In looking for examples of visual methods in action I came across this study by Temelová and Novák in the online journal Visual Studies. Here the authors reflect on their experiences of undertaking a ‘micro-scale’ investigation of neighbourhood life in a regeneration area of central Prague. Focusing on ‘structured observation’ methods and a variety of visual recording and reporting techniques (including photography, mapping and spatial diagrams) this study might potentially offer a useful test model for examining daily-life/everyday interactions between people and public art in NewcastleGateshead, or at least some starting points for considering how such work might be carried out.
In their study Temelová and Novák bring together a number of interesting threads or ideas in the consideration of public space, which may help me to think about the context in which public art works are encountered:
- (Marinotti, 2005) categorisation of city users e.g. as inhabitants, commuters, service users, business people
- (Gehl, 1989) streetscapes as a stage or ‘scene of action’ for necessary activity (e.g. shopping, waiting for a bus, walking to work), optional activity (e.g. strolling, looking, resting), or social activity (e.g. play, conversation)
- (Lefevbre, 2004) daily rhythms of public space, including people, traffic, commercial activity, sounds and smells.
The article goes into quite a high level of detail about the researcher’s observational techniques, which involved the setting up of three ‘observation stands’ which were visited by the research team three times a day for one hour each, at fixed times morning, lunchtime and early evening, on weekdays only from July-September 2008.
The scene was then observed four times (4×10 min slots) during each hour.
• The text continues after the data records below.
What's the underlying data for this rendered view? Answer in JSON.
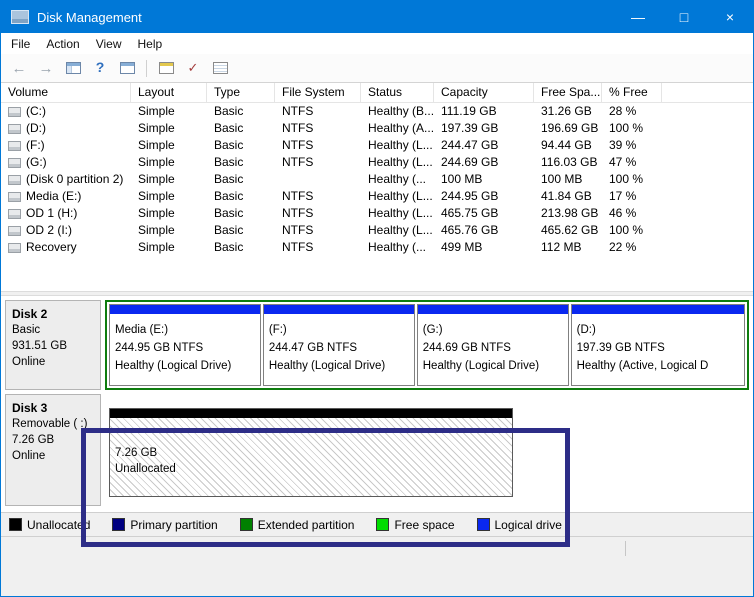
{
  "window": {
    "title": "Disk Management",
    "controls": {
      "minimize": "—",
      "maximize": "□",
      "close": "×"
    }
  },
  "menu": {
    "items": [
      "File",
      "Action",
      "View",
      "Help"
    ]
  },
  "toolbar": {
    "icons": [
      "back-icon",
      "forward-icon",
      "console-tree-icon",
      "help-icon",
      "show-hide-pane-icon",
      "export-list-icon",
      "check-icon",
      "properties-list-icon"
    ]
  },
  "table": {
    "columns": [
      "Volume",
      "Layout",
      "Type",
      "File System",
      "Status",
      "Capacity",
      "Free Spa...",
      "% Free"
    ],
    "rows": [
      {
        "volume": "(C:)",
        "layout": "Simple",
        "type": "Basic",
        "file_system": "NTFS",
        "status": "Healthy (B...",
        "capacity": "111.19 GB",
        "free_space": "31.26 GB",
        "pct_free": "28 %"
      },
      {
        "volume": "(D:)",
        "layout": "Simple",
        "type": "Basic",
        "file_system": "NTFS",
        "status": "Healthy (A...",
        "capacity": "197.39 GB",
        "free_space": "196.69 GB",
        "pct_free": "100 %"
      },
      {
        "volume": "(F:)",
        "layout": "Simple",
        "type": "Basic",
        "file_system": "NTFS",
        "status": "Healthy (L...",
        "capacity": "244.47 GB",
        "free_space": "94.44 GB",
        "pct_free": "39 %"
      },
      {
        "volume": "(G:)",
        "layout": "Simple",
        "type": "Basic",
        "file_system": "NTFS",
        "status": "Healthy (L...",
        "capacity": "244.69 GB",
        "free_space": "116.03 GB",
        "pct_free": "47 %"
      },
      {
        "volume": "(Disk 0 partition 2)",
        "layout": "Simple",
        "type": "Basic",
        "file_system": "",
        "status": "Healthy (...",
        "capacity": "100 MB",
        "free_space": "100 MB",
        "pct_free": "100 %"
      },
      {
        "volume": "Media (E:)",
        "layout": "Simple",
        "type": "Basic",
        "file_system": "NTFS",
        "status": "Healthy (L...",
        "capacity": "244.95 GB",
        "free_space": "41.84 GB",
        "pct_free": "17 %"
      },
      {
        "volume": "OD 1 (H:)",
        "layout": "Simple",
        "type": "Basic",
        "file_system": "NTFS",
        "status": "Healthy (L...",
        "capacity": "465.75 GB",
        "free_space": "213.98 GB",
        "pct_free": "46 %"
      },
      {
        "volume": "OD 2 (I:)",
        "layout": "Simple",
        "type": "Basic",
        "file_system": "NTFS",
        "status": "Healthy (L...",
        "capacity": "465.76 GB",
        "free_space": "465.62 GB",
        "pct_free": "100 %"
      },
      {
        "volume": "Recovery",
        "layout": "Simple",
        "type": "Basic",
        "file_system": "NTFS",
        "status": "Healthy (...",
        "capacity": "499 MB",
        "free_space": "112 MB",
        "pct_free": "22 %"
      }
    ]
  },
  "disks": [
    {
      "name": "Disk 2",
      "type": "Basic",
      "size": "931.51 GB",
      "status": "Online",
      "partitions": [
        {
          "name": "Media (E:)",
          "size": "244.95 GB NTFS",
          "status": "Healthy (Logical Drive)"
        },
        {
          "name": "(F:)",
          "size": "244.47 GB NTFS",
          "status": "Healthy (Logical Drive)"
        },
        {
          "name": "(G:)",
          "size": "244.69 GB NTFS",
          "status": "Healthy (Logical Drive)"
        },
        {
          "name": "(D:)",
          "size": "197.39 GB NTFS",
          "status": "Healthy (Active, Logical D"
        }
      ]
    },
    {
      "name": "Disk 3",
      "type": "Removable ( :)",
      "size": "7.26 GB",
      "status": "Online",
      "unallocated": {
        "size": "7.26 GB",
        "label": "Unallocated"
      }
    }
  ],
  "legend": [
    {
      "label": "Unallocated",
      "color": "#000000"
    },
    {
      "label": "Primary partition",
      "color": "#000080"
    },
    {
      "label": "Extended partition",
      "color": "#008000"
    },
    {
      "label": "Free space",
      "color": "#00dd00"
    },
    {
      "label": "Logical drive",
      "color": "#0a28f0"
    }
  ],
  "colors": {
    "titlebar": "#0078d7",
    "logical_drive_header": "#0a28f0",
    "unallocated_header": "#000000",
    "extended_border": "#0e7c0e",
    "annotation": "#2d2d87"
  }
}
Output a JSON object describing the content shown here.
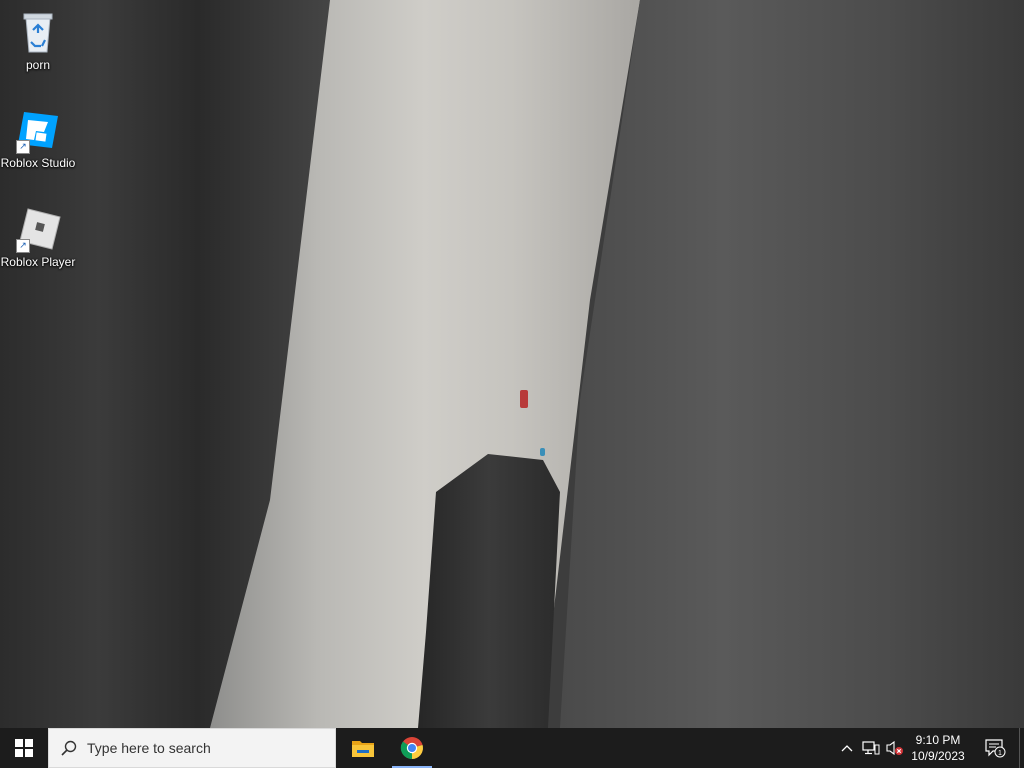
{
  "desktop": {
    "icons": [
      {
        "label": "porn",
        "icon": "recycle-bin-icon"
      },
      {
        "label": "Roblox Studio",
        "icon": "roblox-studio-icon"
      },
      {
        "label": "Roblox Player",
        "icon": "roblox-player-icon"
      }
    ]
  },
  "taskbar": {
    "start_icon": "windows-logo-icon",
    "search_placeholder": "Type here to search",
    "apps": [
      {
        "name": "File Explorer",
        "icon": "folder-icon"
      },
      {
        "name": "Google Chrome",
        "icon": "chrome-icon"
      }
    ],
    "tray": {
      "time": "9:10 PM",
      "date": "10/9/2023",
      "notification_count": "1"
    }
  },
  "colors": {
    "taskbar_bg": "#1c1c1c",
    "search_bg": "#f3f3f3",
    "active_indicator": "#8ab4f8"
  }
}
Researchers used forms to record or ‘code’ people and their activity within specifically defined physical areas within the space. People were recorded in three main categories based solely on what could be ascertained from their physical or outward appearance: socio-economic (e.g. managers, workers, homeless people); ethnic group (e.g. gypsies); demographic (e.g. the elderly, teenagers, or parents with small children); or as ‘other’ e.g. tourists. Activity was recorded under two main categories: ‘passing through’ or ‘spending time’.